Work to be completed:
Reproduce the data in full, exactly as given, leaving images out.

App and web page records
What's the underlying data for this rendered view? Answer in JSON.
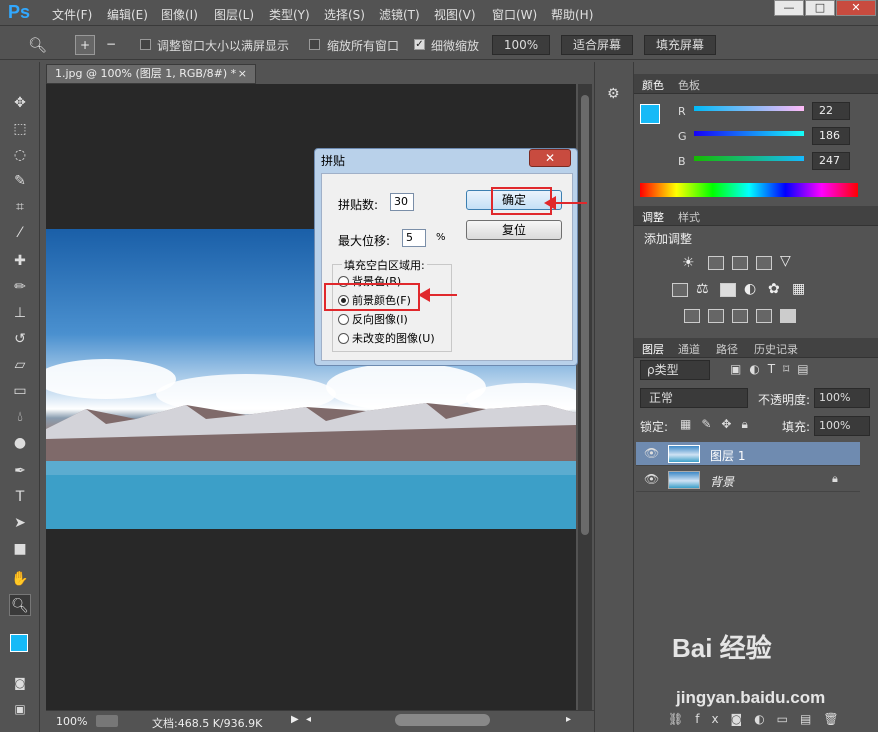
{
  "app": {
    "logo": "Ps"
  },
  "menu": [
    "文件(F)",
    "编辑(E)",
    "图像(I)",
    "图层(L)",
    "类型(Y)",
    "选择(S)",
    "滤镜(T)",
    "视图(V)",
    "窗口(W)",
    "帮助(H)"
  ],
  "window_buttons": [
    "—",
    "□",
    "✕"
  ],
  "options": {
    "check1": "调整窗口大小以满屏显示",
    "check2": "缩放所有窗口",
    "check3": "细微缩放",
    "zoom_value": "100%",
    "fit_screen": "适合屏幕",
    "fill_screen": "填充屏幕"
  },
  "document": {
    "tab_title": "1.jpg @ 100% (图层 1, RGB/8#) *",
    "close": "×",
    "zoom": "100%",
    "doc_size": "文档:468.5 K/936.9K"
  },
  "color_panel": {
    "tabs": [
      "颜色",
      "色板"
    ],
    "r_label": "R",
    "g_label": "G",
    "b_label": "B",
    "r": "22",
    "g": "186",
    "b": "247",
    "foreground": "#16baf7"
  },
  "adjust_panel": {
    "tabs": [
      "调整",
      "样式"
    ],
    "add_label": "添加调整"
  },
  "layers_panel": {
    "tabs": [
      "图层",
      "通道",
      "路径",
      "历史记录"
    ],
    "filter": "ρ类型",
    "blend_mode": "正常",
    "opacity_label": "不透明度:",
    "opacity": "100%",
    "lock_label": "锁定:",
    "fill_label": "填充:",
    "fill": "100%",
    "layers": [
      {
        "name": "图层 1",
        "selected": true
      },
      {
        "name": "背景",
        "selected": false
      }
    ]
  },
  "dialog": {
    "title": "拼贴",
    "close": "✕",
    "tiles_label": "拼贴数:",
    "tiles_value": "30",
    "offset_label": "最大位移:",
    "offset_value": "5",
    "offset_unit": "%",
    "group_label": "填充空白区域用:",
    "options": [
      "背景色(B)",
      "前景颜色(F)",
      "反向图像(I)",
      "未改变的图像(U)"
    ],
    "selected_option": 1,
    "ok_label": "确定",
    "reset_label": "复位"
  },
  "watermark": {
    "line1": "Bai 经验",
    "line2": "jingyan.baidu.com"
  }
}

Your solution:
What's the underlying data for this rendered view? Answer in JSON.
{
  "app": {
    "logo": "Ps"
  },
  "menu": [
    "文件(F)",
    "编辑(E)",
    "图像(I)",
    "图层(L)",
    "类型(Y)",
    "选择(S)",
    "滤镜(T)",
    "视图(V)",
    "窗口(W)",
    "帮助(H)"
  ],
  "window_buttons": [
    "—",
    "□",
    "✕"
  ],
  "options": {
    "check1": "调整窗口大小以满屏显示",
    "check2": "缩放所有窗口",
    "check3": "细微缩放",
    "zoom_value": "100%",
    "fit_screen": "适合屏幕",
    "fill_screen": "填充屏幕"
  },
  "document": {
    "tab_title": "1.jpg @ 100% (图层 1, RGB/8#) *",
    "close": "×",
    "zoom": "100%",
    "doc_size": "文档:468.5 K/936.9K"
  },
  "color_panel": {
    "tabs": [
      "颜色",
      "色板"
    ],
    "r_label": "R",
    "g_label": "G",
    "b_label": "B",
    "r": "22",
    "g": "186",
    "b": "247",
    "foreground": "#16baf7"
  },
  "adjust_panel": {
    "tabs": [
      "调整",
      "样式"
    ],
    "add_label": "添加调整"
  },
  "layers_panel": {
    "tabs": [
      "图层",
      "通道",
      "路径",
      "历史记录"
    ],
    "filter": "ρ类型",
    "blend_mode": "正常",
    "opacity_label": "不透明度:",
    "opacity": "100%",
    "lock_label": "锁定:",
    "fill_label": "填充:",
    "fill": "100%",
    "layers": [
      {
        "name": "图层 1",
        "selected": true
      },
      {
        "name": "背景",
        "selected": false
      }
    ]
  },
  "dialog": {
    "title": "拼贴",
    "close": "✕",
    "tiles_label": "拼贴数:",
    "tiles_value": "30",
    "offset_label": "最大位移:",
    "offset_value": "5",
    "offset_unit": "%",
    "group_label": "填充空白区域用:",
    "options": [
      "背景色(B)",
      "前景颜色(F)",
      "反向图像(I)",
      "未改变的图像(U)"
    ],
    "selected_option": 1,
    "ok_label": "确定",
    "reset_label": "复位"
  },
  "watermark": {
    "line1": "Bai 经验",
    "line2": "jingyan.baidu.com"
  }
}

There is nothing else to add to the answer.